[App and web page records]
*** Begin section ***

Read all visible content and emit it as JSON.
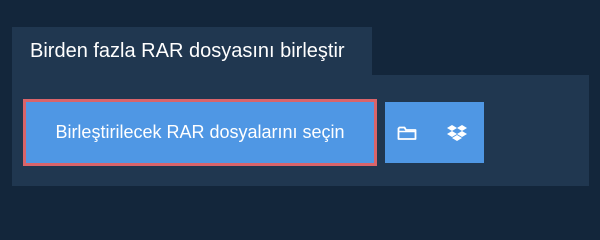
{
  "tab": {
    "label": "Birden fazla RAR dosyasını birleştir"
  },
  "upload": {
    "select_label": "Birleştirilecek RAR dosyalarını seçin",
    "folder_icon": "folder-icon",
    "dropbox_icon": "dropbox-icon"
  },
  "colors": {
    "background": "#13263b",
    "panel": "#203750",
    "button": "#4f97e4",
    "highlight_border": "#d9646a",
    "text": "#ffffff"
  }
}
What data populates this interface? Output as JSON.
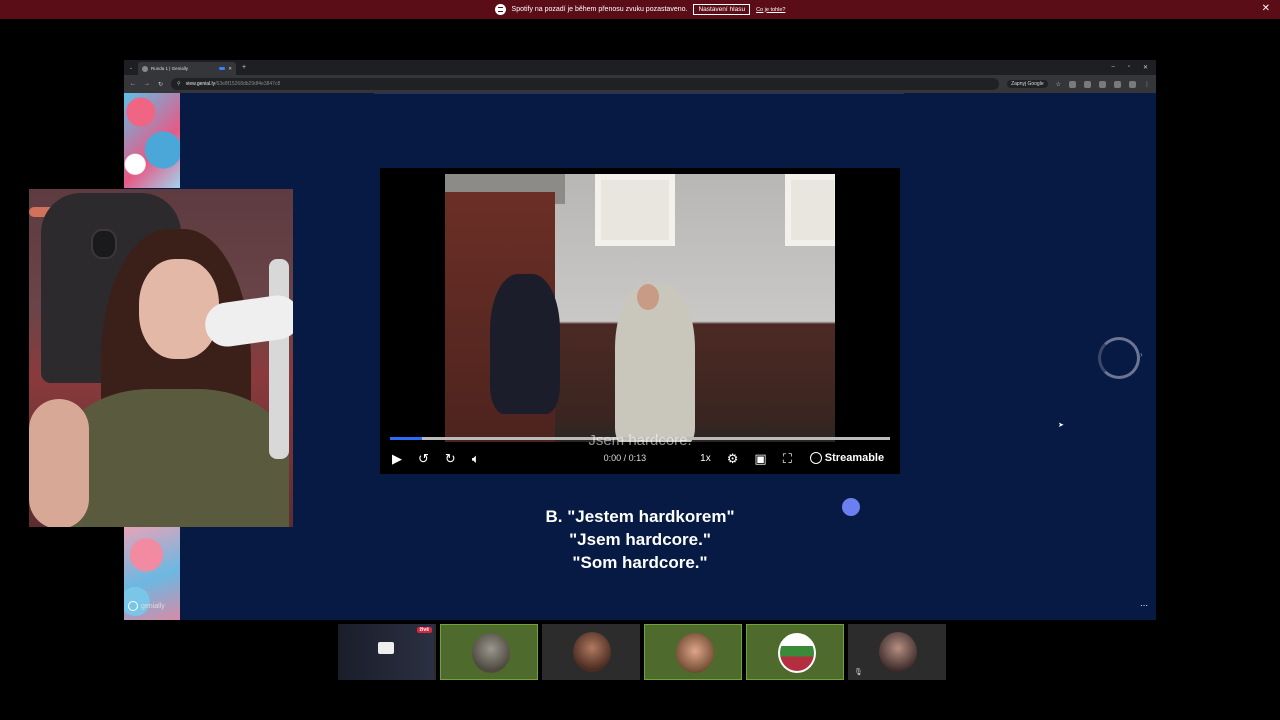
{
  "notification": {
    "message": "Spotify na pozadí je během přenosu zvuku pozastaveno.",
    "button": "Nastavení hlasu",
    "link": "Co je tohle?",
    "close": "✕"
  },
  "browser": {
    "tab_title": "Runda 1 | Genially",
    "url_host": "view.genial.ly",
    "url_path": "/63e8f15268db29df4e3847c8",
    "google_button": "Zapnyj Google"
  },
  "player": {
    "subtitle": "Jsem hardcore.",
    "time": "0:00 / 0:13",
    "speed": "1x",
    "brand": "Streamable",
    "progress_fraction": 0.064
  },
  "slide": {
    "answer_lines": [
      "B. \"Jestem hardkorem\"",
      "\"Jsem hardcore.\"",
      "\"Som hardcore.\""
    ],
    "brand": "genially"
  },
  "participants": {
    "live_badge": "živě"
  },
  "colors": {
    "notification_bg": "#5b0d17",
    "page_bg": "#061a44",
    "progress": "#2d6df6",
    "active_tile": "#4f6a2d"
  }
}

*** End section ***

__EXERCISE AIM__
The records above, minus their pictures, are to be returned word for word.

__FINISHED EXERCISE__
Read all visible content and emit it as JSON.
{
  "tab": {
    "label": "Birden fazla RAR dosyasını birleştir"
  },
  "upload": {
    "select_label": "Birleştirilecek RAR dosyalarını seçin",
    "folder_icon": "folder-icon",
    "dropbox_icon": "dropbox-icon"
  },
  "colors": {
    "background": "#13263b",
    "panel": "#203750",
    "button": "#4f97e4",
    "highlight_border": "#d9646a",
    "text": "#ffffff"
  }
}
What data populates this interface? Output as JSON.
{
  "notification": {
    "message": "Spotify na pozadí je během přenosu zvuku pozastaveno.",
    "button": "Nastavení hlasu",
    "link": "Co je tohle?",
    "close": "✕"
  },
  "browser": {
    "tab_title": "Runda 1 | Genially",
    "url_host": "view.genial.ly",
    "url_path": "/63e8f15268db29df4e3847c8",
    "google_button": "Zapnyj Google"
  },
  "player": {
    "subtitle": "Jsem hardcore.",
    "time": "0:00 / 0:13",
    "speed": "1x",
    "brand": "Streamable",
    "progress_fraction": 0.064
  },
  "slide": {
    "answer_lines": [
      "B. \"Jestem hardkorem\"",
      "\"Jsem hardcore.\"",
      "\"Som hardcore.\""
    ],
    "brand": "genially"
  },
  "participants": {
    "live_badge": "živě"
  },
  "colors": {
    "notification_bg": "#5b0d17",
    "page_bg": "#061a44",
    "progress": "#2d6df6",
    "active_tile": "#4f6a2d"
  }
}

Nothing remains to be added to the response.